?ress and get. additional money for ii
naval work. He added that the pro- i'b
posed board was meeting with approval
throughout tlae country, that JiJ
be had received scores of letters from ,I1
senators and representatives in dors- I
ing the proposal. j
"They say," Mr. Daniels continued, B>B
"that we have millions in men and i'i
millions in money, but we need some:hing
more than tfeat. We need ma- I
3hinery and'skill. What we want to gB|
3o, is to bring about a mobilization iji
[>f the brains of the nation. . "ij
"I oeiieve in preparedness, dui a
also in scientific preparedness. u i
TOMATO BLOSSOM-E>D BOT SI1!
Fnngns Disease Widespread Oyer "i*
State This Season. | J1 J
Clemsor.
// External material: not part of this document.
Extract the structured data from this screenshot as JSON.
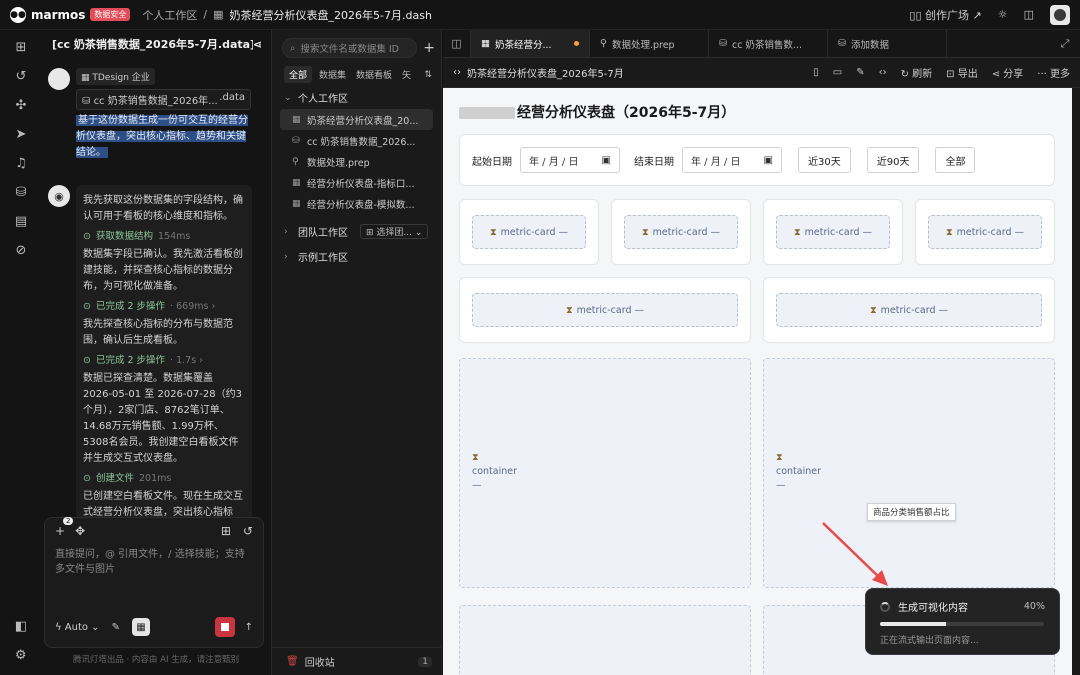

College, July 19.?Inquiries ?|J
coming into Clemson college indicate
that ithe blosson-end rot of tomatoes
is unusually prevalent in South Carolina
this year and is doing much dam- JiJ
ige. This disease is caused by a fun- 1I1
trus. It attacks the blossom-end of
tibe fruit ^.vlile the fruit is green and . V1
causes it to rot and drop off before it! |i|
is mature. ! aja
Ac sr;>n as tlie <? ^ase is obS3t'?ci\ _
pull ofT nil iff<"?(] f-uit and -or g9i
it. After this spray thoroughly with |i
Bordeaux mixture. Bordeaux mixture BiJ
is made "with one pound of blue stone, 1,|
one pound of quick lime and 12 gal- i
ions or "water, Liompieie uucjuuub
for mixing will be found in Circular
25, S. C. expreiment station, to be ^
had by writing to Clemson college.
If fruit is ripening, gather all ripe
fruit before spraying. It is neces- WM
sary to repeat the spray every week jEjf
or as long as there is any sign of
tfne disease. This spray will be found gfi
effective 5n Reducing the damage |5?
done by the rot fatf
v "^gr *..iHU f i WlimJMl' i
SE3M*r ' yjKsflj? -sfiHPtR
"Bobs" for a
nds and stores.
ie heart of
um. It gets
USAIiDS LOST Df FLOODS
lg J\.ong, JUiy 10.? icus \jl
mds of natives, it is estimated,
been drowned by the floods in
hinese provinces of Kwantung,
?si and Kiangsi and the desola1
the devastea districts is terriccording
to the latest reports
re swept area of one mile and
floods handicapped rescue work
was in darkness lasit night, \
iter having inundated the elecght
sionaries have arrived here seek5
assistance of the United States
it Callao to aid in the work of
reports from Canton before
jnication was cult said the
ian hospital was in danger from
F!r He\ 1
Laking j"ha[" 15 ijl
a jimple pleajuj-? [
in pp?papaJ"ion JiJ
ai-jJ a palaj'alle J|5
enjoymen|" irj ?a|"- jS|J
inq, uj? J"ha[" aooA iji
TH's s-f ||j
J ~ IW I 1 , 1 IS
mq no Leaking ;j;
J"'5 made Ly 'he j!j
"amouj I^ed ^ III, JiJ
/*) Nachv/il e- !>!
Other may ewe** SJ
iantee their noun,
2&25<r ^ ^ RISING SUN ? IJ
aBZggS guarantee* r$**IU' f i